Link: Interview with Ronald Numbers about creationism

1 minute read

A few years ago, historian of science and creationism Ronald Numbers did a great interview with Steve Paulson, which is on Salon: “Seeing the light — of science”. Numbers is the foremost academic expert on the history and growth of the creationism movement, both in the U.S. and globally, and he is one of my University of Wisconsin-Madison colleagues.

This interview looks at Numbers’ own history as a Seventh-Day Adventist, his journey from biblical literalism, and his historical perspective on the strategies of recent creationists.

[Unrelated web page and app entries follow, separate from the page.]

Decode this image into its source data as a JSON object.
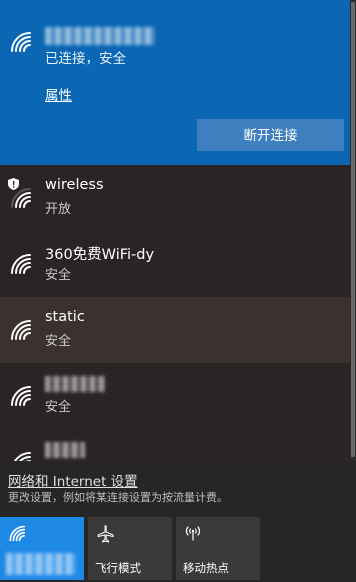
{
  "connected": {
    "status": "已连接，安全",
    "properties_link": "属性",
    "disconnect_button": "断开连接"
  },
  "networks": [
    {
      "name": "wireless",
      "status": "开放",
      "secured": false,
      "warning_shield": true
    },
    {
      "name": "360免费WiFi-dy",
      "status": "安全",
      "secured": true
    },
    {
      "name": "static",
      "status": "安全",
      "secured": true,
      "hovered": true
    },
    {
      "name": "",
      "status": "安全",
      "secured": true
    },
    {
      "name": "",
      "status": "",
      "secured": true
    }
  ],
  "settings": {
    "link": "网络和 Internet 设置",
    "description": "更改设置，例如将某连接设置为按流量计费。"
  },
  "quick_actions": [
    {
      "label": "",
      "icon": "wifi-icon",
      "active": true
    },
    {
      "label": "飞行模式",
      "icon": "airplane-icon",
      "active": false
    },
    {
      "label": "移动热点",
      "icon": "hotspot-icon",
      "active": false
    }
  ],
  "colors": {
    "accent": "#0b67b3",
    "active_tile": "#1e88e5",
    "panel": "#262626"
  }
}
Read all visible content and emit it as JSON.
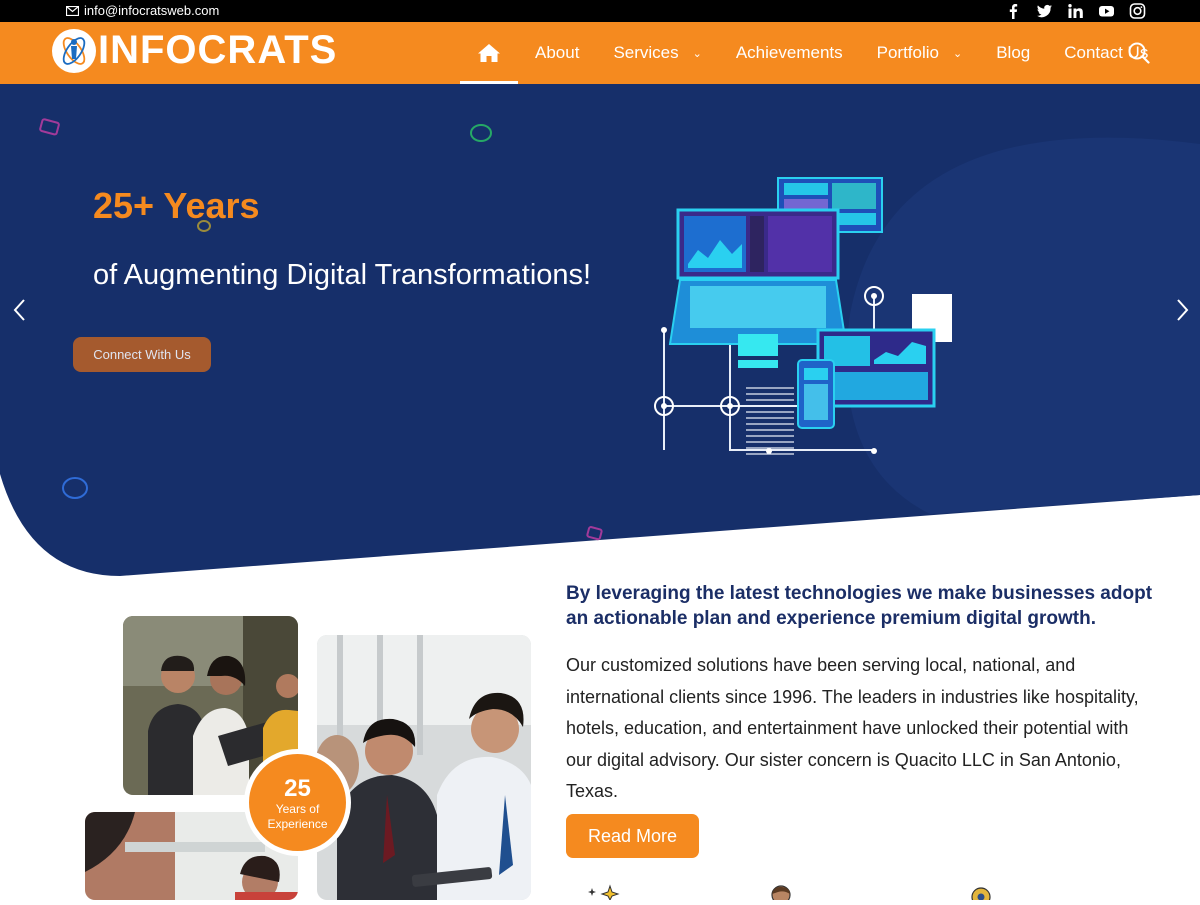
{
  "topbar": {
    "email": "info@infocratsweb.com",
    "social": [
      "facebook-icon",
      "twitter-icon",
      "linkedin-icon",
      "youtube-icon",
      "instagram-icon"
    ]
  },
  "header": {
    "logo_text": "INFOCRATS",
    "nav": [
      {
        "label": "About"
      },
      {
        "label": "Services"
      },
      {
        "label": "Achievements"
      },
      {
        "label": "Portfolio"
      },
      {
        "label": "Blog"
      },
      {
        "label": "Contact Us"
      }
    ]
  },
  "hero": {
    "title": "25+ Years",
    "subtitle": "of Augmenting Digital Transformations!",
    "cta": "Connect With Us"
  },
  "about": {
    "badge_number": "25",
    "badge_text": "Years of Experience",
    "lead": "By leveraging the latest technologies we make businesses adopt an actionable plan and experience premium digital growth.",
    "body": "Our customized solutions have been serving local, national, and international clients since 1996. The leaders in industries like hospitality, hotels, education, and entertainment have unlocked their potential with our digital advisory. Our sister concern is Quacito LLC in San Antonio, Texas.",
    "read_more": "Read More"
  },
  "colors": {
    "brand_orange": "#f58a1f",
    "hero_navy": "#162f6a",
    "text_navy": "#1b2e66"
  }
}
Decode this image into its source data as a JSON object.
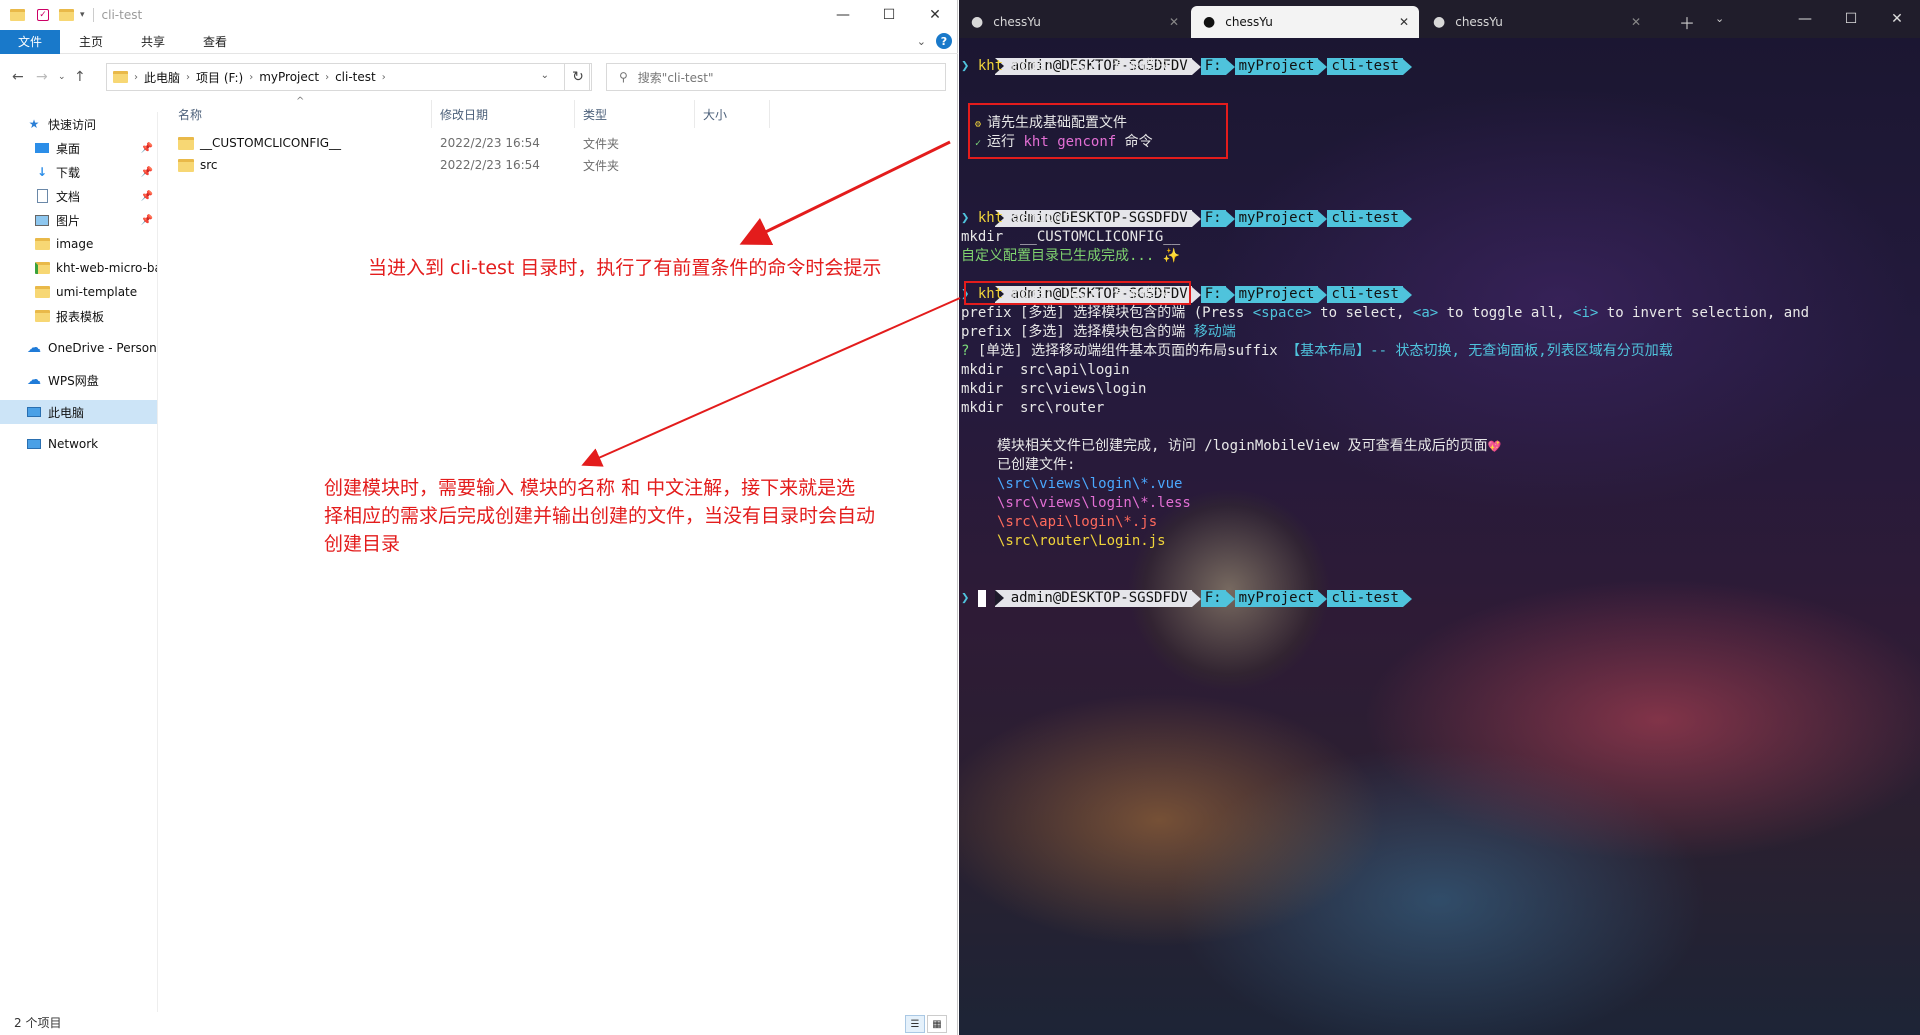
{
  "explorer": {
    "title": "cli-test",
    "ribbon_tabs": [
      "文件",
      "主页",
      "共享",
      "查看"
    ],
    "breadcrumb": [
      "此电脑",
      "项目 (F:)",
      "myProject",
      "cli-test"
    ],
    "search_placeholder": "搜索\"cli-test\"",
    "nav": {
      "quick_access": "快速访问",
      "items": [
        {
          "label": "桌面",
          "icon": "desktop-icon",
          "pinned": true
        },
        {
          "label": "下载",
          "icon": "download-icon",
          "pinned": true
        },
        {
          "label": "文档",
          "icon": "document-icon",
          "pinned": true
        },
        {
          "label": "图片",
          "icon": "picture-icon",
          "pinned": true
        },
        {
          "label": "image",
          "icon": "folder-icon",
          "pinned": false
        },
        {
          "label": "kht-web-micro-ba",
          "icon": "folder-check-icon",
          "pinned": false
        },
        {
          "label": "umi-template",
          "icon": "folder-icon",
          "pinned": false
        },
        {
          "label": "报表模板",
          "icon": "folder-icon",
          "pinned": false
        }
      ],
      "onedrive": "OneDrive - Persona",
      "wps": "WPS网盘",
      "this_pc": "此电脑",
      "network": "Network"
    },
    "columns": [
      "名称",
      "修改日期",
      "类型",
      "大小"
    ],
    "files": [
      {
        "name": "__CUSTOMCLICONFIG__",
        "date": "2022/2/23 16:54",
        "type": "文件夹"
      },
      {
        "name": "src",
        "date": "2022/2/23 16:54",
        "type": "文件夹"
      }
    ],
    "status": "2 个项目"
  },
  "annotations": {
    "a1": "当进入到 cli-test 目录时，执行了有前置条件的命令时会提示",
    "a2_l1": "创建模块时，需要输入 模块的名称 和 中文注解，接下来就是选",
    "a2_l2": "择相应的需求后完成创建并输出创建的文件，当没有目录时会自动",
    "a2_l3": "创建目录"
  },
  "terminal": {
    "tabs": [
      "chessYu",
      "chessYu",
      "chessYu"
    ],
    "active_tab": 1,
    "prompt": {
      "user": "admin@DESKTOP-SGSDFDV",
      "drive": "F:",
      "dir1": "myProject",
      "dir2": "cli-test"
    },
    "lines": {
      "cmd1_kw": "kht",
      "cmd1_rest": " model login 登录模块",
      "warn1": "请先生成基础配置文件",
      "warn2_a": "运行 ",
      "warn2_cmd": "kht genconf",
      "warn2_b": " 命令",
      "cmd2_kw": "kht",
      "cmd2_rest": " genconf",
      "mkdir1": "mkdir  __CUSTOMCLICONFIG__",
      "done1": "自定义配置目录已生成完成...",
      "sparkle": "✨",
      "cmd3_kw": "kht",
      "cmd3_rest": " model login 登录模块",
      "q1_a": "prefix [多选] 选择模块包含的端 (Press ",
      "q1_space": "<space>",
      "q1_b": " to select, ",
      "q1_a_key": "<a>",
      "q1_c": " to toggle all, ",
      "q1_i_key": "<i>",
      "q1_d": " to invert selection, and",
      "q2_a": "prefix [多选] 选择模块包含的端 ",
      "q2_ans": "移动端",
      "q3_mark": "?",
      "q3_a": " [单选] 选择移动端组件基本页面的布局suffix ",
      "q3_ans": "【基本布局】-- 状态切换, 无查询面板,列表区域有分页加载",
      "mk_a": "mkdir  src\\api\\login",
      "mk_b": "mkdir  src\\views\\login",
      "mk_c": "mkdir  src\\router",
      "created_msg": "模块相关文件已创建完成, 访问 /loginMobileView 及可查看生成后的页面",
      "heart": "💖",
      "created_files_label": "已创建文件:",
      "f1": "\\src\\views\\login\\*.vue",
      "f2": "\\src\\views\\login\\*.less",
      "f3": "\\src\\api\\login\\*.js",
      "f4": "\\src\\router\\Login.js"
    }
  }
}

Well, most people who reject evolution do not see themselves as being anti-scientific in any way. They love science. They love what science has produced. It’s allowed the conservative Christians to go on the airwaves, to fly to mission fields. They’re not against science at all. But they don’t believe evolution is real science. So they’re able to criticize one of the primary theories of modern science and yet not adopt an anti-scientific attitude. A lot of critics find that just absolutely amazing. And it’s a rhetorical game that has been played fairly successfully for a long time. In the latter part of the 19th century, when Mary Baker Eddy came up with her system that denied the existence of a material world — denying the existence of sickness and death, which flew in the face of everything that late 19th century science was teaching — what did she call it? “Christian science.” The founder of chiropractic thought that he had found the only true scientific view of healing. The creationists around 1970 took the view that’s most at odds with modern science and called it “creation science.” They love science! And they want to partake in the cultural authority that still comes to science.

Hat tip: Matt Sponheimer via Twitter.